Updated: May 19, 2022
About 21 percent of reptile species are at risk of extinction, because human activities are damaging their habitats. Agriculture, urban development and logging are altering habitats that reptiles depend on. Tiny geckos to massive turtles and crocodilians, and king cobras are in trouble. The research (Cox et al. 2022) was published Wednesday (April 27, 2022) in Nature. The collapse of ecosystems threatens biodiversity and humans. Among reptiles, particularly hard hit are turtles, with almost 60% of species at risk of extinction, and 50% of crocodilians, with half. In addition to habitat loss, both groups are depleted by hunting and fishing.
This year, nations of the world are tackling biodiversity loss. While the threats to species are clear — razing forests for beef cattle and palm oil, for example — it is much harder for countries to agree on how to stop them. A gathering in Geneva last month ended in frustration for many scientists and advocates, who described a lack of urgency from governments after two years of pandemic-related delays. Organizers added another meeting in June in hopes of making progress before the final one in Kunming, China, later this year.
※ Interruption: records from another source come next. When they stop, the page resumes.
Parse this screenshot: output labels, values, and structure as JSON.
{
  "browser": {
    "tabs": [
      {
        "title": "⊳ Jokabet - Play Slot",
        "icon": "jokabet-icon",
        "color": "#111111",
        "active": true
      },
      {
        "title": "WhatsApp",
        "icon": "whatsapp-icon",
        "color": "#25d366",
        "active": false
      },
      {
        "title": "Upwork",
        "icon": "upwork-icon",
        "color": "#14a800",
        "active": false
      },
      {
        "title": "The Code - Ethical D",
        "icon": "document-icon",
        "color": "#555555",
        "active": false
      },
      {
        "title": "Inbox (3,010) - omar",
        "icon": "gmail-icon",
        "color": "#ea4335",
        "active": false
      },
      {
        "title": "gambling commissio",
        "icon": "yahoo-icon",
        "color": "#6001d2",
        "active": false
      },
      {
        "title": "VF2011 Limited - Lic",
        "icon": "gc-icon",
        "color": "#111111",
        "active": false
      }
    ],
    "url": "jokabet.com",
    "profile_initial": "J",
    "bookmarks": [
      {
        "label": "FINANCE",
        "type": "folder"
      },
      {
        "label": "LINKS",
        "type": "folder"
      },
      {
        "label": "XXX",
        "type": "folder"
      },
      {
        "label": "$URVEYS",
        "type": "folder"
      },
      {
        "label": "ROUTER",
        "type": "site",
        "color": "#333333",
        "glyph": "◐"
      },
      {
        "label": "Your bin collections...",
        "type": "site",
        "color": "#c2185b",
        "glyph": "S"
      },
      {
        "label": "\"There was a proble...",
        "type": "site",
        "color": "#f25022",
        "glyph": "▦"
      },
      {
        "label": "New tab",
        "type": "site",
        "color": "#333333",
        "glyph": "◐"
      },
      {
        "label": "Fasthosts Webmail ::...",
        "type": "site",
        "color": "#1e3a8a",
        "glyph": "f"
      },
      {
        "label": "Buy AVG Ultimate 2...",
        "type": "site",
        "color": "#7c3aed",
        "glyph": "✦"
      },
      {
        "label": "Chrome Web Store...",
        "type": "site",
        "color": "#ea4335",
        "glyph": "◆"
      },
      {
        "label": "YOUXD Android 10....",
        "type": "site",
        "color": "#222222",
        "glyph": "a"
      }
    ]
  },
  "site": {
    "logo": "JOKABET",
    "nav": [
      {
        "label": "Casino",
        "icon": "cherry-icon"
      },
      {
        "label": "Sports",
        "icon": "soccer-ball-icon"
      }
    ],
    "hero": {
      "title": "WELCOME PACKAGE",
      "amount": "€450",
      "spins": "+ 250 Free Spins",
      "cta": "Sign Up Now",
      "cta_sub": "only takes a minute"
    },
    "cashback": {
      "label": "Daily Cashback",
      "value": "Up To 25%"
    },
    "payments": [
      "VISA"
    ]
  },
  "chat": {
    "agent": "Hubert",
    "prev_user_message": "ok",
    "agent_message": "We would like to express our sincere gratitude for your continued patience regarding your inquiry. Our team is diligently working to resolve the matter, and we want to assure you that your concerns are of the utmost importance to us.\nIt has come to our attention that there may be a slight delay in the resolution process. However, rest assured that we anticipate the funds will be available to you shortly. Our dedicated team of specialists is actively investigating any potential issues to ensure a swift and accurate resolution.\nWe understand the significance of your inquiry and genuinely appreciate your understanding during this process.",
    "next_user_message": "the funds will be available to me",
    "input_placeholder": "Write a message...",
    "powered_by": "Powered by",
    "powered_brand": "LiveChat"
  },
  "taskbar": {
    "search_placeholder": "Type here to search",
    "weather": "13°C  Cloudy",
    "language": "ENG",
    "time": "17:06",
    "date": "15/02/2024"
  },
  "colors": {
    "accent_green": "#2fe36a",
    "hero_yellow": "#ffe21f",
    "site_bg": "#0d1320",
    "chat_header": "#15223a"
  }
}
The research identified hot spots for imperiled reptiles in Southeast Asia, western Africa, northern Madagascar, the northern Andes, and the Caribbean.
Eastern Indigo Snake, Drymarchon couperi